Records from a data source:

· · · ·

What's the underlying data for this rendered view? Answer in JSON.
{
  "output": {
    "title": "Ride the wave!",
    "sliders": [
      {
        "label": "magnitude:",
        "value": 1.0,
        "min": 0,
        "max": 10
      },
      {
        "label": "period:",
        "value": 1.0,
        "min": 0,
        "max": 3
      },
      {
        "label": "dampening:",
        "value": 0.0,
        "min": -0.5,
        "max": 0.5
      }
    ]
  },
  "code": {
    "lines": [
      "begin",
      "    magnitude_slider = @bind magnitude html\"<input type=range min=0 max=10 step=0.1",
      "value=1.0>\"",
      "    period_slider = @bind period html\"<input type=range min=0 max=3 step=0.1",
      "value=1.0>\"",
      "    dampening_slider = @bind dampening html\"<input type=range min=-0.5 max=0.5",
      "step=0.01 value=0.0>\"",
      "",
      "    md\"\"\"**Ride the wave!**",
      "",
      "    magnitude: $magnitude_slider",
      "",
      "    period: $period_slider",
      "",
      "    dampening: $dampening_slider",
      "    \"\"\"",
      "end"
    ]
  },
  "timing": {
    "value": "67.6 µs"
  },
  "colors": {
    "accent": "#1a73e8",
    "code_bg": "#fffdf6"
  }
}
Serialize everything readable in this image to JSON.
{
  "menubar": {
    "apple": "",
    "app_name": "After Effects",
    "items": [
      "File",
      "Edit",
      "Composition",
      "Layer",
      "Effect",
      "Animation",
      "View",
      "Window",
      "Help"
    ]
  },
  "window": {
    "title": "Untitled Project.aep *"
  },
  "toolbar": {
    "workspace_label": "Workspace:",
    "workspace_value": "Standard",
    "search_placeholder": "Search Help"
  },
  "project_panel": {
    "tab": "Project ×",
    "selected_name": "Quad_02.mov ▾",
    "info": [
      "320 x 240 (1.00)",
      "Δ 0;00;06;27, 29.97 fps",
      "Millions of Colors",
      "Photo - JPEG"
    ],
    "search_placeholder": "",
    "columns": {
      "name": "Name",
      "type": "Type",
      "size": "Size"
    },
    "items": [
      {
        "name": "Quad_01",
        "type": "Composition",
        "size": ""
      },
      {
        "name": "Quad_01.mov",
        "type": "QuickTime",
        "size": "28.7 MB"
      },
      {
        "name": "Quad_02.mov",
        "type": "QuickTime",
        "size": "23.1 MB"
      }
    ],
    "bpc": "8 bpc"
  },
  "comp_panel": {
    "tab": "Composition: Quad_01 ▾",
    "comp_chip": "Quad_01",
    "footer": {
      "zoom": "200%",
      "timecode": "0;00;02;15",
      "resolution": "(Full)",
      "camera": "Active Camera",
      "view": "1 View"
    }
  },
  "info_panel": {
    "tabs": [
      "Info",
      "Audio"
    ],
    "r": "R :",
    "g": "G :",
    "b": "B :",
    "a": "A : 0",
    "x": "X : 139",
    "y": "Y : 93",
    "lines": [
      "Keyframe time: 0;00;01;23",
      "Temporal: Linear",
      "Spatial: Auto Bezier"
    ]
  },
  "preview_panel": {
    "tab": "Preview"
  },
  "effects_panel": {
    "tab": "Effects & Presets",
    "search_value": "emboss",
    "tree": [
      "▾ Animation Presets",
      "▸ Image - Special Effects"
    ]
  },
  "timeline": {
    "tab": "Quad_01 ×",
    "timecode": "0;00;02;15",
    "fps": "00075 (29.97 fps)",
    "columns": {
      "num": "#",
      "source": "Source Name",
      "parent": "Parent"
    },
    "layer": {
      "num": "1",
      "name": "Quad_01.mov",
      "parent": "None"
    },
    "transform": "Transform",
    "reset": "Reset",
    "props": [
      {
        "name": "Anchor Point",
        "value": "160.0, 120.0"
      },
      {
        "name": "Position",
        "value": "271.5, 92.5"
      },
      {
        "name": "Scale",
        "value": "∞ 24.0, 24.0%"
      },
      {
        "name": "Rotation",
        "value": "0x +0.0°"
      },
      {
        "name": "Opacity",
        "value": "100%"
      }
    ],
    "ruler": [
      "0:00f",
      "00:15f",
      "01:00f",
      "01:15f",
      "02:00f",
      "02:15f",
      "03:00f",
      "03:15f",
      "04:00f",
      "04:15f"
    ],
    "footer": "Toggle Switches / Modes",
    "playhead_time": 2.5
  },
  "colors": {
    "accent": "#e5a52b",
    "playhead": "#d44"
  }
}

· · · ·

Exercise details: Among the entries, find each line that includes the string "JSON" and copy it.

Solution for this problem:
What's the underlying data for this rendered view? Answer in JSON.
Serialize everything readable in this image to JSON.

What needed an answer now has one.